_Action item_
The entries below must be retyped exactly. Pictures are to be omitted.

_Dataset extract_
------------------------------------------------------------
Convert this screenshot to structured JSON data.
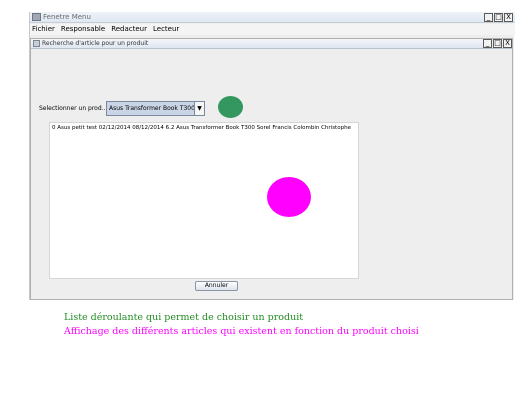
{
  "window": {
    "title": "Fenetre Menu",
    "controls": {
      "minimize": "_",
      "maximize": "□",
      "close": "X"
    }
  },
  "menubar": {
    "items": [
      "Fichier",
      "Responsable",
      "Redacteur",
      "Lecteur"
    ]
  },
  "inner_window": {
    "title": "Recherche d'article pour un produit",
    "controls": {
      "minimize": "_",
      "maximize": "□",
      "close": "X"
    }
  },
  "form": {
    "select_label": "Selectionner un prod...",
    "product_selected": "Asus Transformer Book T300",
    "dropdown_arrow": "▼"
  },
  "results": {
    "lines": [
      "0 Asus petit test 02/12/2014 08/12/2014 6.2 Asus Transformer Book T300 Sorel Francis Colombin Christophe"
    ]
  },
  "buttons": {
    "cancel_label": "Annuler"
  },
  "annotations": {
    "green": "Liste déroulante qui permet de choisir un produit",
    "magenta": "Affichage des différents articles qui existent en fonction du produit choisi"
  },
  "colors": {
    "green_marker": "#33975f",
    "magenta_marker": "#ff00ff",
    "green_text": "#228b22",
    "magenta_text": "#ff00ff"
  },
  "icons": [
    "app-icon",
    "frame-icon",
    "dropdown-arrow-icon"
  ]
}
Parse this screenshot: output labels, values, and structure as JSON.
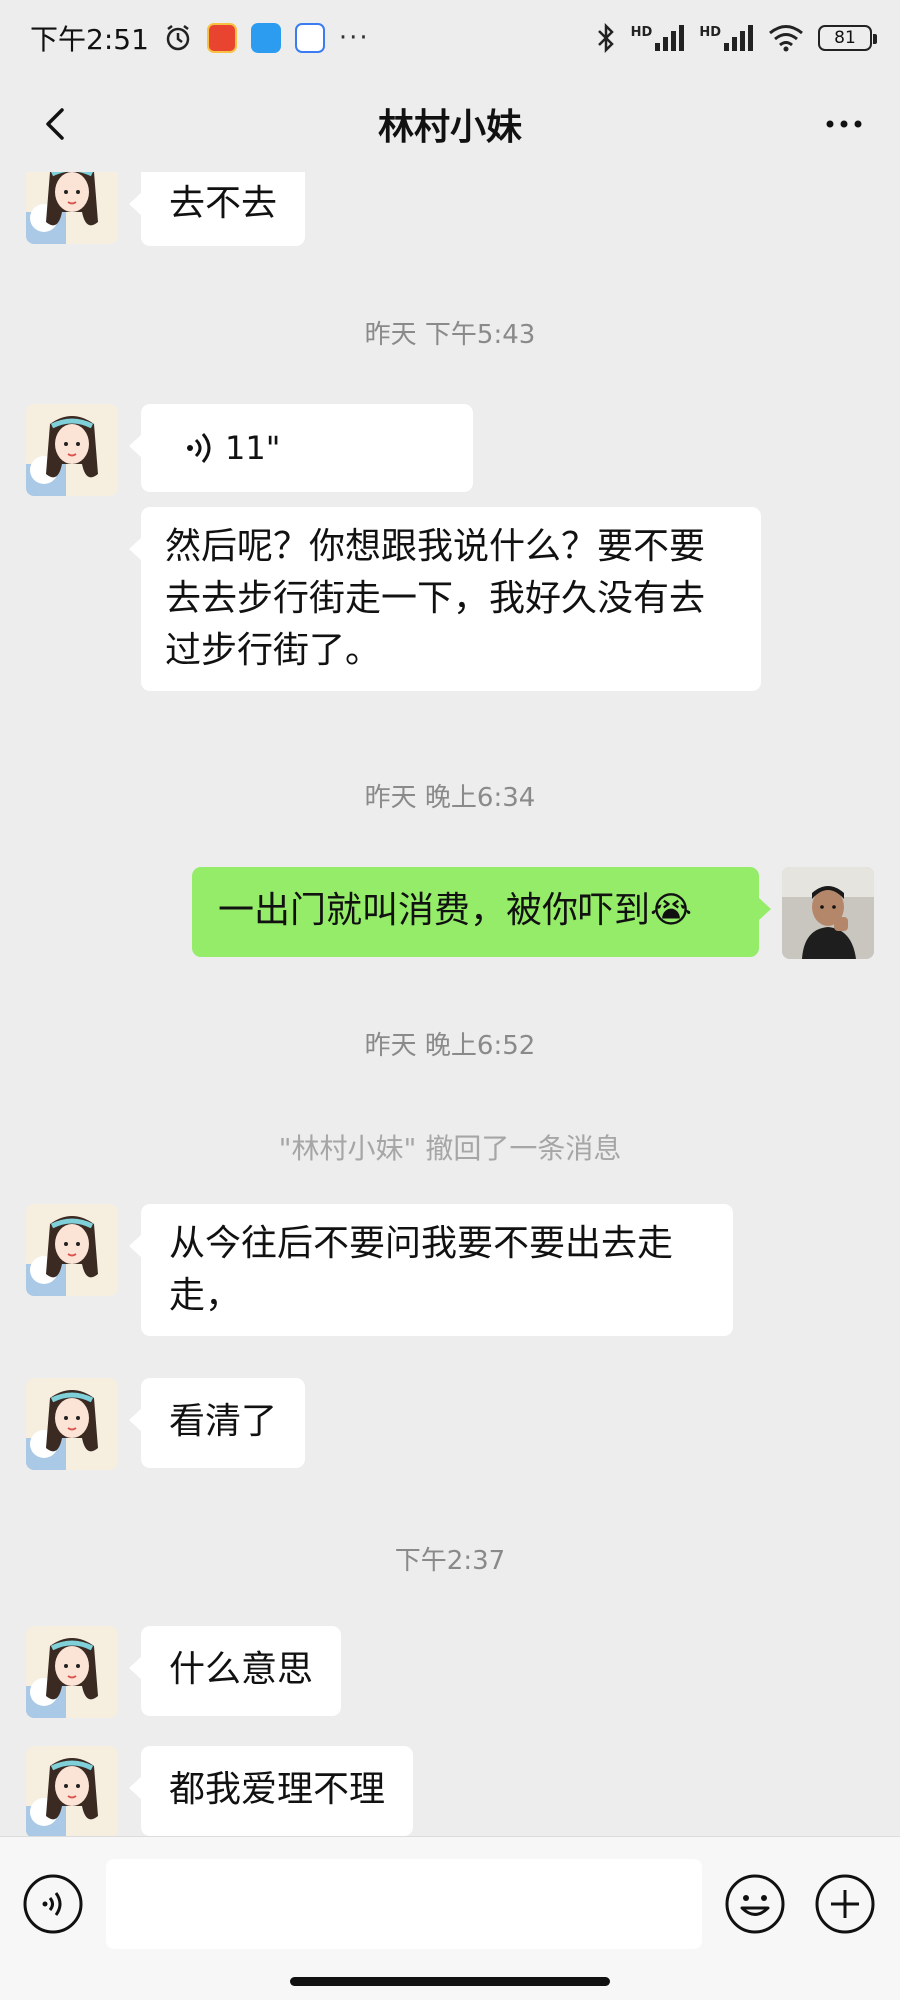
{
  "status_bar": {
    "time": "下午2:51",
    "signal1": "HD",
    "signal2": "HD",
    "battery": "81",
    "more": "···"
  },
  "header": {
    "title": "林村小妹"
  },
  "messages": {
    "m1_text": "去不去",
    "ts1": "昨天 下午5:43",
    "voice_duration": "11\"",
    "m3_text": "然后呢？你想跟我说什么？要不要去去步行街走一下，我好久没有去过步行街了。",
    "ts2": "昨天 晚上6:34",
    "m4_text": "一出门就叫消费，被你吓到😭",
    "ts3": "昨天 晚上6:52",
    "recall": "\"林村小妹\" 撤回了一条消息",
    "m5_text": "从今往后不要问我要不要出去走走，",
    "m6_text": "看清了",
    "ts4": "下午2:37",
    "m7_text": "什么意思",
    "m8_text": "都我爱理不理"
  },
  "input_bar": {
    "value": "",
    "placeholder": ""
  },
  "colors": {
    "background": "#ededed",
    "bubble_self": "#95ec69",
    "bubble_other": "#ffffff"
  }
}
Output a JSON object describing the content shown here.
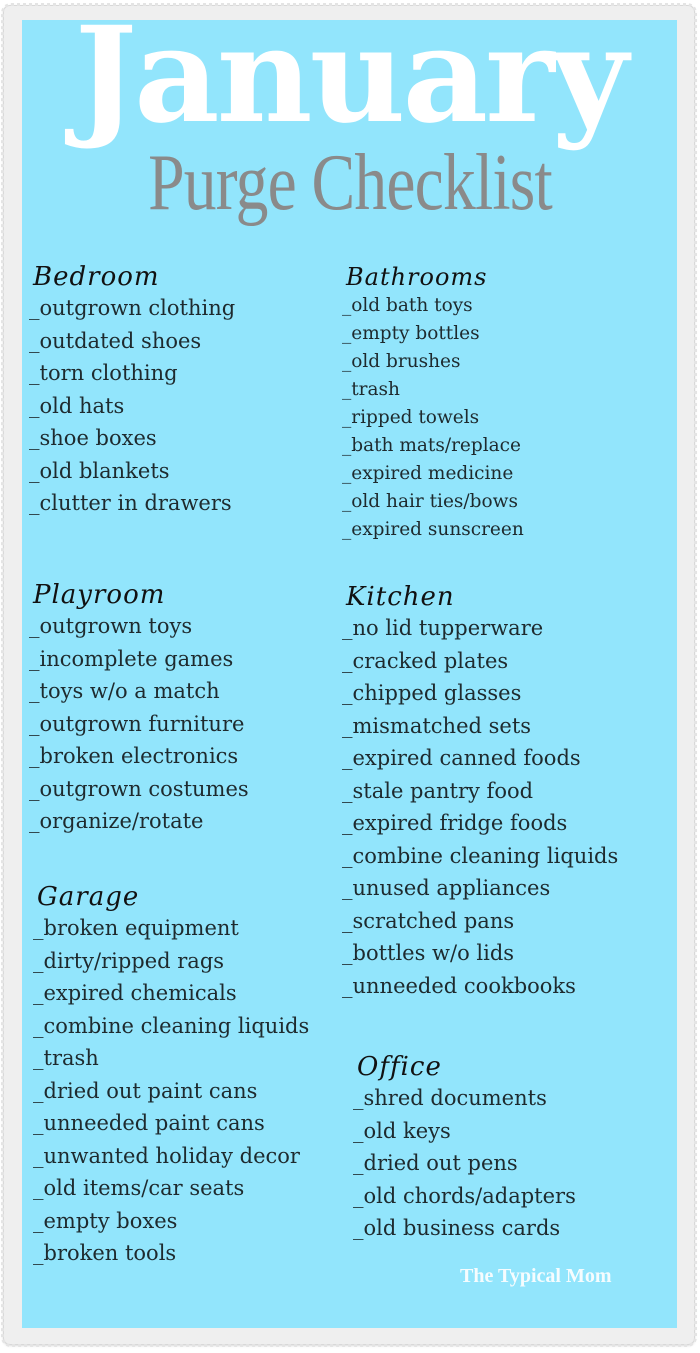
{
  "title": {
    "main": "January",
    "sub": "Purge Checklist"
  },
  "colors": {
    "background": "#92e5fc",
    "title_main": "#ffffff",
    "title_sub": "#8a8a8a",
    "text": "#1e2a2e",
    "frame": "#efefef"
  },
  "sections": {
    "bedroom": {
      "heading": "Bedroom",
      "items": [
        "_outgrown clothing",
        "_outdated shoes",
        "_torn clothing",
        "_old hats",
        "_shoe boxes",
        "_old blankets",
        "_clutter in drawers"
      ]
    },
    "bathrooms": {
      "heading": "Bathrooms",
      "items": [
        "_old bath toys",
        "_empty bottles",
        "_old brushes",
        "_trash",
        "_ripped towels",
        "_bath mats/replace",
        "_expired medicine",
        "_old hair ties/bows",
        "_expired sunscreen"
      ]
    },
    "playroom": {
      "heading": "Playroom",
      "items": [
        "_outgrown toys",
        "_incomplete games",
        "_toys w/o a match",
        "_outgrown furniture",
        "_broken electronics",
        "_outgrown costumes",
        "_organize/rotate"
      ]
    },
    "kitchen": {
      "heading": "Kitchen",
      "items": [
        "_no lid tupperware",
        "_cracked plates",
        "_chipped glasses",
        "_mismatched sets",
        "_expired canned foods",
        "_stale pantry food",
        "_expired fridge foods",
        "_combine cleaning liquids",
        "_unused appliances",
        "_scratched pans",
        "_bottles w/o lids",
        "_unneeded cookbooks"
      ]
    },
    "garage": {
      "heading": "Garage",
      "items": [
        "_broken equipment",
        "_dirty/ripped rags",
        "_expired chemicals",
        "_combine cleaning liquids",
        "_trash",
        "_dried out paint cans",
        "_unneeded paint cans",
        "_unwanted holiday decor",
        "_old items/car seats",
        "_empty boxes",
        "_broken tools"
      ]
    },
    "office": {
      "heading": "Office",
      "items": [
        "_shred documents",
        "_old keys",
        "_dried out pens",
        "_old chords/adapters",
        "_old business cards"
      ]
    }
  },
  "watermark": "The Typical Mom"
}
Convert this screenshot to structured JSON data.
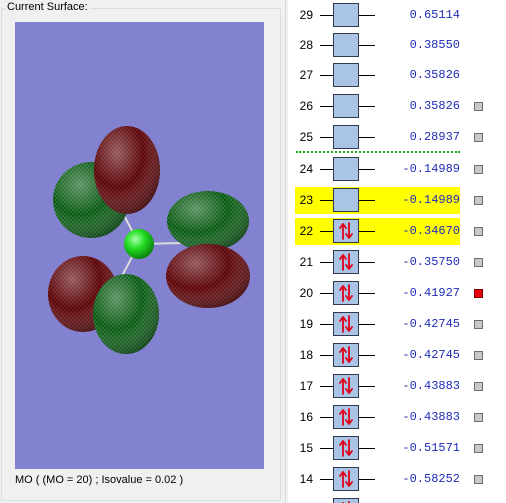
{
  "surface_panel": {
    "title": "Current Surface:",
    "status": "MO ( (MO = 20) ; Isovalue = 0.02 )"
  },
  "colors": {
    "viewport_bg": "#8282d0",
    "lobe_positive": "#1e7a2a",
    "lobe_negative": "#7a1418",
    "atom": "#22dd22",
    "energy_text": "#1f2cb8",
    "highlight": "#ffff00",
    "separator": "#12b012",
    "selected_checkbox": "#e8000a"
  },
  "orbitals": [
    {
      "index": "29",
      "energy": "0.65114",
      "occupied": false,
      "highlighted": false,
      "checkbox": "none"
    },
    {
      "index": "28",
      "energy": "0.38550",
      "occupied": false,
      "highlighted": false,
      "checkbox": "none"
    },
    {
      "index": "27",
      "energy": "0.35826",
      "occupied": false,
      "highlighted": false,
      "checkbox": "none"
    },
    {
      "index": "26",
      "energy": "0.35826",
      "occupied": false,
      "highlighted": false,
      "checkbox": "gray"
    },
    {
      "index": "25",
      "energy": "0.28937",
      "occupied": false,
      "highlighted": false,
      "checkbox": "gray"
    },
    {
      "index": "24",
      "energy": "-0.14989",
      "occupied": false,
      "highlighted": false,
      "checkbox": "gray"
    },
    {
      "index": "23",
      "energy": "-0.14989",
      "occupied": false,
      "highlighted": true,
      "checkbox": "gray"
    },
    {
      "index": "22",
      "energy": "-0.34670",
      "occupied": true,
      "highlighted": true,
      "checkbox": "gray"
    },
    {
      "index": "21",
      "energy": "-0.35750",
      "occupied": true,
      "highlighted": false,
      "checkbox": "gray"
    },
    {
      "index": "20",
      "energy": "-0.41927",
      "occupied": true,
      "highlighted": false,
      "checkbox": "red"
    },
    {
      "index": "19",
      "energy": "-0.42745",
      "occupied": true,
      "highlighted": false,
      "checkbox": "gray"
    },
    {
      "index": "18",
      "energy": "-0.42745",
      "occupied": true,
      "highlighted": false,
      "checkbox": "gray"
    },
    {
      "index": "17",
      "energy": "-0.43883",
      "occupied": true,
      "highlighted": false,
      "checkbox": "gray"
    },
    {
      "index": "16",
      "energy": "-0.43883",
      "occupied": true,
      "highlighted": false,
      "checkbox": "gray"
    },
    {
      "index": "15",
      "energy": "-0.51571",
      "occupied": true,
      "highlighted": false,
      "checkbox": "gray"
    },
    {
      "index": "14",
      "energy": "-0.58252",
      "occupied": true,
      "highlighted": false,
      "checkbox": "gray"
    },
    {
      "index": "",
      "energy": "",
      "occupied": true,
      "highlighted": false,
      "checkbox": "none"
    }
  ]
}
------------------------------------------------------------
_Answer for this exercise_
Convert this screenshot to structured JSON data.
{
  "window": {
    "title": "Fenetre Menu",
    "controls": {
      "minimize": "_",
      "maximize": "□",
      "close": "X"
    }
  },
  "menubar": {
    "items": [
      "Fichier",
      "Responsable",
      "Redacteur",
      "Lecteur"
    ]
  },
  "inner_window": {
    "title": "Recherche d'article pour un produit",
    "controls": {
      "minimize": "_",
      "maximize": "□",
      "close": "X"
    }
  },
  "form": {
    "select_label": "Selectionner un prod...",
    "product_selected": "Asus Transformer Book T300",
    "dropdown_arrow": "▼"
  },
  "results": {
    "lines": [
      "0 Asus petit test 02/12/2014 08/12/2014 6.2 Asus Transformer Book T300 Sorel Francis Colombin Christophe"
    ]
  },
  "buttons": {
    "cancel_label": "Annuler"
  },
  "annotations": {
    "green": "Liste déroulante qui permet de choisir un produit",
    "magenta": "Affichage des différents articles qui existent en fonction du produit choisi"
  },
  "colors": {
    "green_marker": "#33975f",
    "magenta_marker": "#ff00ff",
    "green_text": "#228b22",
    "magenta_text": "#ff00ff"
  },
  "icons": [
    "app-icon",
    "frame-icon",
    "dropdown-arrow-icon"
  ]
}
Parse this screenshot: output labels, values, and structure as JSON.
{
  "status_bar": {
    "time": "下午2:51",
    "signal1": "HD",
    "signal2": "HD",
    "battery": "81",
    "more": "···"
  },
  "header": {
    "title": "林村小妹"
  },
  "messages": {
    "m1_text": "去不去",
    "ts1": "昨天 下午5:43",
    "voice_duration": "11\"",
    "m3_text": "然后呢？你想跟我说什么？要不要去去步行街走一下，我好久没有去过步行街了。",
    "ts2": "昨天 晚上6:34",
    "m4_text": "一出门就叫消费，被你吓到😭",
    "ts3": "昨天 晚上6:52",
    "recall": "\"林村小妹\" 撤回了一条消息",
    "m5_text": "从今往后不要问我要不要出去走走，",
    "m6_text": "看清了",
    "ts4": "下午2:37",
    "m7_text": "什么意思",
    "m8_text": "都我爱理不理"
  },
  "input_bar": {
    "value": "",
    "placeholder": ""
  },
  "colors": {
    "background": "#ededed",
    "bubble_self": "#95ec69",
    "bubble_other": "#ffffff"
  }
}
Output a JSON object describing the content shown here.
{
  "title": {
    "main": "January",
    "sub": "Purge Checklist"
  },
  "colors": {
    "background": "#92e5fc",
    "title_main": "#ffffff",
    "title_sub": "#8a8a8a",
    "text": "#1e2a2e",
    "frame": "#efefef"
  },
  "sections": {
    "bedroom": {
      "heading": "Bedroom",
      "items": [
        "_outgrown clothing",
        "_outdated shoes",
        "_torn clothing",
        "_old hats",
        "_shoe boxes",
        "_old blankets",
        "_clutter in drawers"
      ]
    },
    "bathrooms": {
      "heading": "Bathrooms",
      "items": [
        "_old bath toys",
        "_empty bottles",
        "_old brushes",
        "_trash",
        "_ripped towels",
        "_bath mats/replace",
        "_expired medicine",
        "_old hair ties/bows",
        "_expired sunscreen"
      ]
    },
    "playroom": {
      "heading": "Playroom",
      "items": [
        "_outgrown toys",
        "_incomplete games",
        "_toys w/o a match",
        "_outgrown furniture",
        "_broken electronics",
        "_outgrown costumes",
        "_organize/rotate"
      ]
    },
    "kitchen": {
      "heading": "Kitchen",
      "items": [
        "_no lid tupperware",
        "_cracked plates",
        "_chipped glasses",
        "_mismatched sets",
        "_expired canned foods",
        "_stale pantry food",
        "_expired fridge foods",
        "_combine cleaning liquids",
        "_unused appliances",
        "_scratched pans",
        "_bottles w/o lids",
        "_unneeded cookbooks"
      ]
    },
    "garage": {
      "heading": "Garage",
      "items": [
        "_broken equipment",
        "_dirty/ripped rags",
        "_expired chemicals",
        "_combine cleaning liquids",
        "_trash",
        "_dried out paint cans",
        "_unneeded paint cans",
        "_unwanted holiday decor",
        "_old items/car seats",
        "_empty boxes",
        "_broken tools"
      ]
    },
    "office": {
      "heading": "Office",
      "items": [
        "_shred documents",
        "_old keys",
        "_dried out pens",
        "_old chords/adapters",
        "_old business cards"
      ]
    }
  },
  "watermark": "The Typical Mom"
}
Convert this screenshot to structured JSON data.
{
  "surface_panel": {
    "title": "Current Surface:",
    "status": "MO ( (MO = 20) ; Isovalue = 0.02 )"
  },
  "colors": {
    "viewport_bg": "#8282d0",
    "lobe_positive": "#1e7a2a",
    "lobe_negative": "#7a1418",
    "atom": "#22dd22",
    "energy_text": "#1f2cb8",
    "highlight": "#ffff00",
    "separator": "#12b012",
    "selected_checkbox": "#e8000a"
  },
  "orbitals": [
    {
      "index": "29",
      "energy": "0.65114",
      "occupied": false,
      "highlighted": false,
      "checkbox": "none"
    },
    {
      "index": "28",
      "energy": "0.38550",
      "occupied": false,
      "highlighted": false,
      "checkbox": "none"
    },
    {
      "index": "27",
      "energy": "0.35826",
      "occupied": false,
      "highlighted": false,
      "checkbox": "none"
    },
    {
      "index": "26",
      "energy": "0.35826",
      "occupied": false,
      "highlighted": false,
      "checkbox": "gray"
    },
    {
      "index": "25",
      "energy": "0.28937",
      "occupied": false,
      "highlighted": false,
      "checkbox": "gray"
    },
    {
      "index": "24",
      "energy": "-0.14989",
      "occupied": false,
      "highlighted": false,
      "checkbox": "gray"
    },
    {
      "index": "23",
      "energy": "-0.14989",
      "occupied": false,
      "highlighted": true,
      "checkbox": "gray"
    },
    {
      "index": "22",
      "energy": "-0.34670",
      "occupied": true,
      "highlighted": true,
      "checkbox": "gray"
    },
    {
      "index": "21",
      "energy": "-0.35750",
      "occupied": true,
      "highlighted": false,
      "checkbox": "gray"
    },
    {
      "index": "20",
      "energy": "-0.41927",
      "occupied": true,
      "highlighted": false,
      "checkbox": "red"
    },
    {
      "index": "19",
      "energy": "-0.42745",
      "occupied": true,
      "highlighted": false,
      "checkbox": "gray"
    },
    {
      "index": "18",
      "energy": "-0.42745",
      "occupied": true,
      "highlighted": false,
      "checkbox": "gray"
    },
    {
      "index": "17",
      "energy": "-0.43883",
      "occupied": true,
      "highlighted": false,
      "checkbox": "gray"
    },
    {
      "index": "16",
      "energy": "-0.43883",
      "occupied": true,
      "highlighted": false,
      "checkbox": "gray"
    },
    {
      "index": "15",
      "energy": "-0.51571",
      "occupied": true,
      "highlighted": false,
      "checkbox": "gray"
    },
    {
      "index": "14",
      "energy": "-0.58252",
      "occupied": true,
      "highlighted": false,
      "checkbox": "gray"
    },
    {
      "index": "",
      "energy": "",
      "occupied": true,
      "highlighted": false,
      "checkbox": "none"
    }
  ]
}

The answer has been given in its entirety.